Höganäs is running a pilot project to investigate if satellite monitoring can provide better understanding of its operations impact on the environment.
The project is using satellite images to see how biodiversity in Höganäs, Sweden, is affected over time. It also monitors how dust spreads from Höganäs’ operations and assesses water quality in the sea adjacent to the plant. If the project is successful, it could be rolled out to other Höganäs sites and suppliers around the world.
“Today we measure our emissions, but it is also interesting to know if we impact our surroundings, so that we can adapt our environmental protection measures,” says Anders Bergman, Environment and Climate Manager, Group Sustainability at Höganäs.
The company’s site in Höganäs is situated close to an area of high biodiversity value. Höganäs aims to protect the area by ensuring its operations do not have negative impacts.
“Using satellite images, we can see how the vegetation is doing and how varied it is. If the vegetation is healthy and varied, it attracts a higher number of insects and other animals. By using historical satellite images, we can see how vegetation has developed over time,” explains Frida Lindbladh, Environmental Engineer at Höganäs.
The pilot project began in April and will run until June, when it will be evaluated. If successful, the project may have the potential to be introduced at other Höganäs sites around the world – and even to monitor the impact of the company’s suppliers.
“The demands for control in the supply chain are constantly increasing, and satellite mapping could be an effective complement to on-site supplier audits,” says Bergman.

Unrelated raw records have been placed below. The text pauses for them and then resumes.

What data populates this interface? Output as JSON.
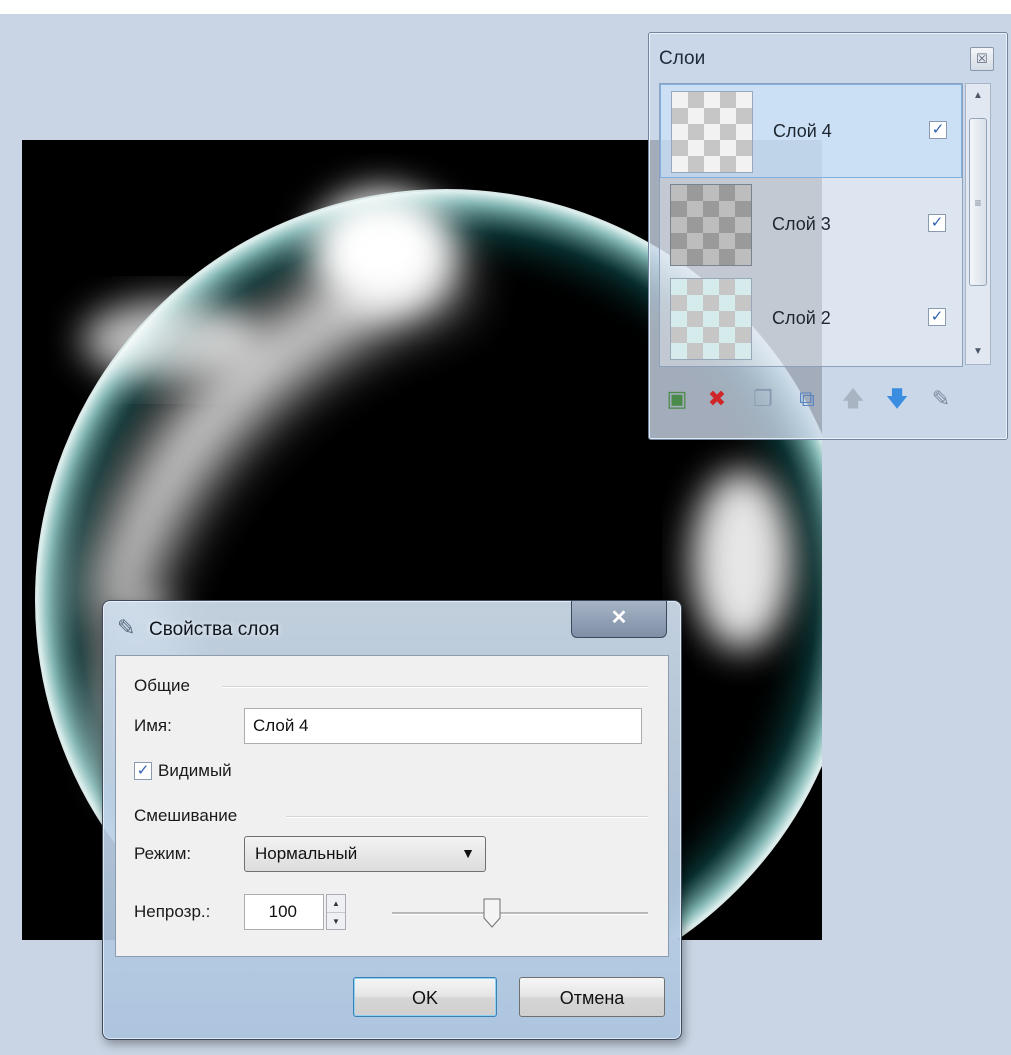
{
  "layers_panel": {
    "title": "Слои",
    "close_glyph": "☒",
    "layers": [
      {
        "name": "Слой 4",
        "visible_glyph": "✓",
        "selected": true
      },
      {
        "name": "Слой 3",
        "visible_glyph": "✓",
        "selected": false
      },
      {
        "name": "Слой 2",
        "visible_glyph": "✓",
        "selected": false
      }
    ],
    "scroll_up_glyph": "▲",
    "scroll_down_glyph": "▼",
    "scroll_grip_glyph": "≡",
    "toolbar": {
      "add_glyph": "▣",
      "delete_glyph": "✖",
      "duplicate_glyph": "❐",
      "merge_glyph": "⧉",
      "move_up_glyph": "🡅",
      "move_down_glyph": "🡇",
      "properties_glyph": "✎"
    }
  },
  "dialog": {
    "title": "Свойства слоя",
    "icon_glyph": "✎",
    "close_glyph": "✕",
    "general_group": "Общие",
    "name_label": "Имя:",
    "name_value": "Слой 4",
    "visible_glyph": "✓",
    "visible_label": "Видимый",
    "blending_group": "Смешивание",
    "mode_label": "Режим:",
    "mode_value": "Нормальный",
    "mode_arrow": "▼",
    "opacity_label": "Непрозр.:",
    "opacity_value": "100",
    "opacity_spin_up": "▲",
    "opacity_spin_down": "▼",
    "opacity_slider_fraction": 0.39,
    "ok_label": "OK",
    "cancel_label": "Отмена"
  },
  "colors": {
    "accent_blue": "#2f64b3",
    "delete_red": "#d0262a",
    "move_blue": "#3a8de0"
  }
}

The mapping pilot project is carried out in collaboration with GlobalTrust, which is a data analysis company that uses satellite data to help companies to promote sustainability in their operations.